Unlike many people I know in the more conservative part of the Christian faith that I affiliate with, I am not at all interested in an annual ritual. This time of the year, it is not unusual for people to point out some cultural trend and use it as a symbol of the continual secular conspiracy to take Christ out of Christmas. The obvious antidote it to work hard to put Christ back in Christmas. There will be sermons, Christmas newsletters, social media rants and on and one telling us that we need to do this.
Early in my ministry, I was one of the people trying to put Christ back in Christmas. As time passed and I learned more about Christmas traditions, Christian history and theology and the reality of North American demographics, I became less and less vocal about the need to put Christ back into Christmas. I began to realize that there are some people for whom the whole Christmas scene is depressing. There are others who don’t celebrate Christmas for a variety of reasons. And increasingly, there are many whose cultural background doesn’t have a Christian component. As I learned things like this and realized some of the implications of these realities, I spoke less and less about putting Christ back into Christmas.
And eventually, I began to think that maybe we as believers just might be better off if we actively worked at taking Christ out of Christmas. What we call Christmas is really nothing more than a huge cultural event sponsored primarily by commercial enterprises. The glossy veneer of Christianity that gets plastered over the whole mess is actually demeaning to our faith. Do we actually want the name of Christ associated with the riots that happen in shopping malls on Black Friday, which somehow marks the official beginning of Christmas shipping?
It is probably time for us to realize that there are two events going one here: the cultural festival that sort of grew out of a Christian celebration and the Christian remembrance of the birth of Jesus. The events were once related but in truth, the only real connection these days is the fact that both happen at the same time. They may have once been closely related but today, the connection is slim and tenuous and is an actual problem for those trying to really focus on the love and grace of God shown in the Incarnation.
Since we can’t put Christ back in Christmas–our culture has gone far beyond that–we might well be better off to take Christ completely out of Christmas.
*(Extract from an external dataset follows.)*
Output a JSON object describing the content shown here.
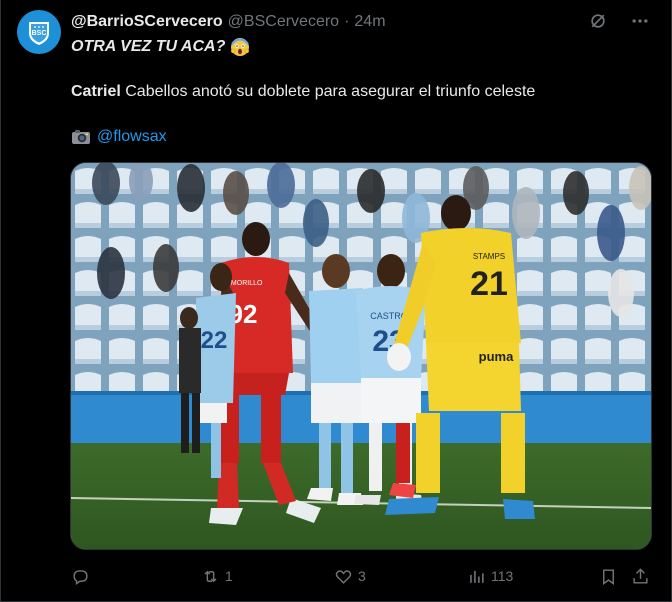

Let culture have the holiday. As Christians, we can live with “Season’s Greetings” and “Happy Holidays”. The faith can survive when schools have “Winter Concerts”. Holiday shopping can happen without Joy to the World in the background.
I suggest that we as believers accept the inevitable–this season has been effectively severed from its tenuous Christian roots. Great–that means we can actually focus on the remembrance of the birth in our terms in our worship and private devotions. We don’t need to force our culture to celebrate the birth of Christ. We do need to give witness to the love and grace of God shown in the risen and living Christ, something that gets harder and harder to do when we are fighting our culture for a season that we are never going to get back.
I would suggest that we treat the cultural celebrations as we treat all the rest of our culture. We can take part as responsible believers who are attempting to live and show the reality of our faith in all situations. As believers, we can and should use our faith as a guide to our celebrations, seeking the Spirit’s leading on things like how much to spend on what for who. We probably avoid rioting at the shopping mall when the must-have toy is no longer in stock–and maybe in the spirit of turn the other cheek, we give the one we manage to snag to someone else.
We can’t put Christ back in Christmas, at least not like we thought we could. But we can put Christianity in the seasonal celebration. It takes some thought and some work and some changes, all of which the Holy Spirit will help us with but we can have the celebration of Christ and the cultural festival without one having to win over the other.
May the peace of God be with you.